Daily Mail estimated the damage from sanctions for companies from the UK
Daily Mail: more than 70% of UK companies hit by anti-Russian sanctions /webp” media=”(max-width: 320px) and (-webkit-min-device-pixel-ratio: 2), (max-width: 320px) and (min-resolution: 192dpi)” >
More than two-thirds of UK companies have been affected by the effects of anti-Russian sanctions, according to the British newspaper Daily Mail, citing a survey by the insurance agency Mactavish.
The study showed that 71% of respondents have assets that were directly affected by restrictions on Moscow . About half of the companies cited rising costs and disruptions in production chains as damages; 44% of respondents lost suppliers; a little less, 42%, began to experience problems with the staff.

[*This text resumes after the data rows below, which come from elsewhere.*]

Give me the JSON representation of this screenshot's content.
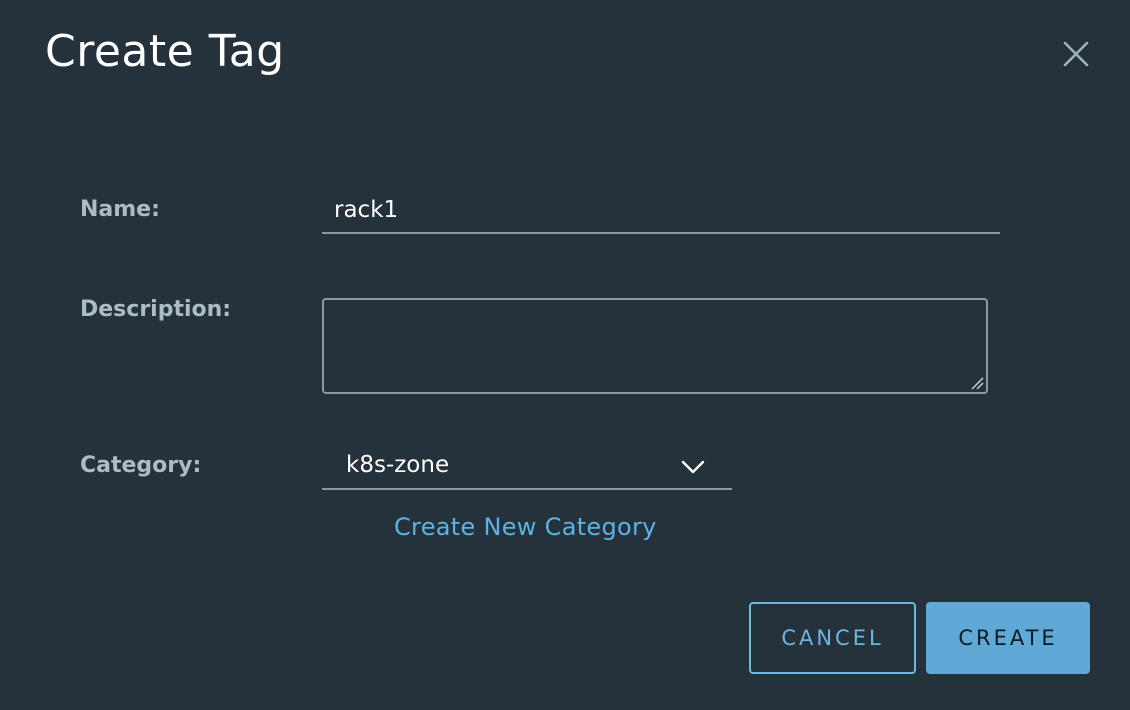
{
  "dialog": {
    "title": "Create Tag"
  },
  "form": {
    "name_label": "Name:",
    "name_value": "rack1",
    "description_label": "Description:",
    "description_value": "",
    "category_label": "Category:",
    "category_selected": "k8s-zone",
    "create_category_link": "Create New Category"
  },
  "footer": {
    "cancel_label": "CANCEL",
    "create_label": "CREATE"
  },
  "icons": {
    "close": "close-icon",
    "dropdown": "chevron-down-icon",
    "resize": "resize-grip-icon"
  },
  "colors": {
    "background": "#25323b",
    "accent": "#5fa9d6",
    "link": "#5bb2e6",
    "label": "#adbbc4"
  }
}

The greatest blow fell on the financial and aviation sectors of the country. More than 90% of financial companies said that they suffered damage in connection with anti-Russian sanctions due to the imposition of restrictions on Russian assets and funds with which they worked. 84% of companies in the aviation industry also reported losses.
“The pandemic and the war have exposed severe limitations in an industry characterized by greater coverage limits, less capacity, higher prices and a lot of controversy,” — Bruce Hepburn, head of Mactavish, commented on the results of the survey.
Since February, Western countries, including the EU and the UK, have already adopted several packages of sanctions against Russia. London, among other things, introduced restrictions against the first persons of the state, against the import of Russian oil and gas, as well as against the country's financial and industrial enterprises.
Against the backdrop of anti-Russian sanctions and higher energy prices, inflation in the UK jumped to 9.1% in May and to 9.4% in June, which was a record for almost 40 years since 1982.
Read on RBC Pro Pro A new one has appeared kind of burnout. How to protect yourself from it Instructions Pro Irresistible. How to manage your attention and life Summary Pro Remote employees began to work worse: how to ethically control them Instructions Pro You will have to pay more: 5 secrets of working with Chinese partners Articles Pro The main thing is not to reach Abibas: what should be an import-substituting brand Articles Pro while the world is sleeping”: why the ex-head of Disney gets up at 4.15 am British energy suppliers, speaking before Parliament, warned that the number of debtors among electricity consumers is growing. Bloomberg reported that due to record energy prices, millions of Britons will face problems paying their gas bills in winter.
Tags Subscribe to VK RBC Get news faster than anyone